• **Exercise details**: For each record here, output an exact copy.

======== Task inputs ========

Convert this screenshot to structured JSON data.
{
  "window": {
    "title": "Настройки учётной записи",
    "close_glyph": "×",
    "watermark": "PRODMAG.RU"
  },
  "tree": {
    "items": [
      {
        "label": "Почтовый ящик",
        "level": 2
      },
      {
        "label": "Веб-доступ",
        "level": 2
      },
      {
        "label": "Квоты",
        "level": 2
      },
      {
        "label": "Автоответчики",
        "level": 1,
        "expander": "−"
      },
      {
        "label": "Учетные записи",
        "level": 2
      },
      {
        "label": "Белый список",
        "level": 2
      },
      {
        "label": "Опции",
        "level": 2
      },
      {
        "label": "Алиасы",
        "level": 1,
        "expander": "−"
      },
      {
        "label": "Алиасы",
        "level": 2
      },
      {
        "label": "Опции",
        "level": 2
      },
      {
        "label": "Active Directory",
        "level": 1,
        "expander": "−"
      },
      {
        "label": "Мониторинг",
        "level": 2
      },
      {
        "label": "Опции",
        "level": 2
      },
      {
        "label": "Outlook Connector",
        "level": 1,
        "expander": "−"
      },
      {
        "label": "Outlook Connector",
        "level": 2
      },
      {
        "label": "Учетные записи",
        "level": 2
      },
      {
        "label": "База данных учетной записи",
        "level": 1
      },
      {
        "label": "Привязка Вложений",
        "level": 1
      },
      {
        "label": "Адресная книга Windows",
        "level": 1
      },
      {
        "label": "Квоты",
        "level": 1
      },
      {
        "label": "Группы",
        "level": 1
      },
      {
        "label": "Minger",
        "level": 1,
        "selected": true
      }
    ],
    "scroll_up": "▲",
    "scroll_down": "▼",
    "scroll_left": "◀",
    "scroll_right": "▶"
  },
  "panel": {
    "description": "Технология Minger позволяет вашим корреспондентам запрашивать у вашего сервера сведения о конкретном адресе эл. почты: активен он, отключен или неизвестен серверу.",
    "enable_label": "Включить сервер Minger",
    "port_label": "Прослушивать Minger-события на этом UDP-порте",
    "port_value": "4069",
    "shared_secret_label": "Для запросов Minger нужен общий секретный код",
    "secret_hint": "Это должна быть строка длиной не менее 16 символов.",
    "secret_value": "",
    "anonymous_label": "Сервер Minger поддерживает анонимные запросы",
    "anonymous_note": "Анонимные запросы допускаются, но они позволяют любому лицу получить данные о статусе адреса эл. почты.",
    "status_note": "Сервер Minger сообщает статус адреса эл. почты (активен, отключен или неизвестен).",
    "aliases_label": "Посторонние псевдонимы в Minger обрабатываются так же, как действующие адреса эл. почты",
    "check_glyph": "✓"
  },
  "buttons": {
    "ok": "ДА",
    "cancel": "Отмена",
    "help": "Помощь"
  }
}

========

• **Answer to this problem**:
Convert this screenshot to structured JSON data.
{
  "window": {
    "title": "Настройки учётной записи",
    "close_glyph": "×",
    "watermark": "PRODMAG.RU"
  },
  "tree": {
    "items": [
      {
        "label": "Почтовый ящик",
        "level": 2
      },
      {
        "label": "Веб-доступ",
        "level": 2
      },
      {
        "label": "Квоты",
        "level": 2
      },
      {
        "label": "Автоответчики",
        "level": 1,
        "expander": "−"
      },
      {
        "label": "Учетные записи",
        "level": 2
      },
      {
        "label": "Белый список",
        "level": 2
      },
      {
        "label": "Опции",
        "level": 2
      },
      {
        "label": "Алиасы",
        "level": 1,
        "expander": "−"
      },
      {
        "label": "Алиасы",
        "level": 2
      },
      {
        "label": "Опции",
        "level": 2
      },
      {
        "label": "Active Directory",
        "level": 1,
        "expander": "−"
      },
      {
        "label": "Мониторинг",
        "level": 2
      },
      {
        "label": "Опции",
        "level": 2
      },
      {
        "label": "Outlook Connector",
        "level": 1,
        "expander": "−"
      },
      {
        "label": "Outlook Connector",
        "level": 2
      },
      {
        "label": "Учетные записи",
        "level": 2
      },
      {
        "label": "База данных учетной записи",
        "level": 1
      },
      {
        "label": "Привязка Вложений",
        "level": 1
      },
      {
        "label": "Адресная книга Windows",
        "level": 1
      },
      {
        "label": "Квоты",
        "level": 1
      },
      {
        "label": "Группы",
        "level": 1
      },
      {
        "label": "Minger",
        "level": 1,
        "selected": true
      }
    ],
    "scroll_up": "▲",
    "scroll_down": "▼",
    "scroll_left": "◀",
    "scroll_right": "▶"
  },
  "panel": {
    "description": "Технология Minger позволяет вашим корреспондентам запрашивать у вашего сервера сведения о конкретном адресе эл. почты: активен он, отключен или неизвестен серверу.",
    "enable_label": "Включить сервер Minger",
    "port_label": "Прослушивать Minger-события на этом UDP-порте",
    "port_value": "4069",
    "shared_secret_label": "Для запросов Minger нужен общий секретный код",
    "secret_hint": "Это должна быть строка длиной не менее 16 символов.",
    "secret_value": "",
    "anonymous_label": "Сервер Minger поддерживает анонимные запросы",
    "anonymous_note": "Анонимные запросы допускаются, но они позволяют любому лицу получить данные о статусе адреса эл. почты.",
    "status_note": "Сервер Minger сообщает статус адреса эл. почты (активен, отключен или неизвестен).",
    "aliases_label": "Посторонние псевдонимы в Minger обрабатываются так же, как действующие адреса эл. почты",
    "check_glyph": "✓"
  },
  "buttons": {
    "ok": "ДА",
    "cancel": "Отмена",
    "help": "Помощь"
  }
}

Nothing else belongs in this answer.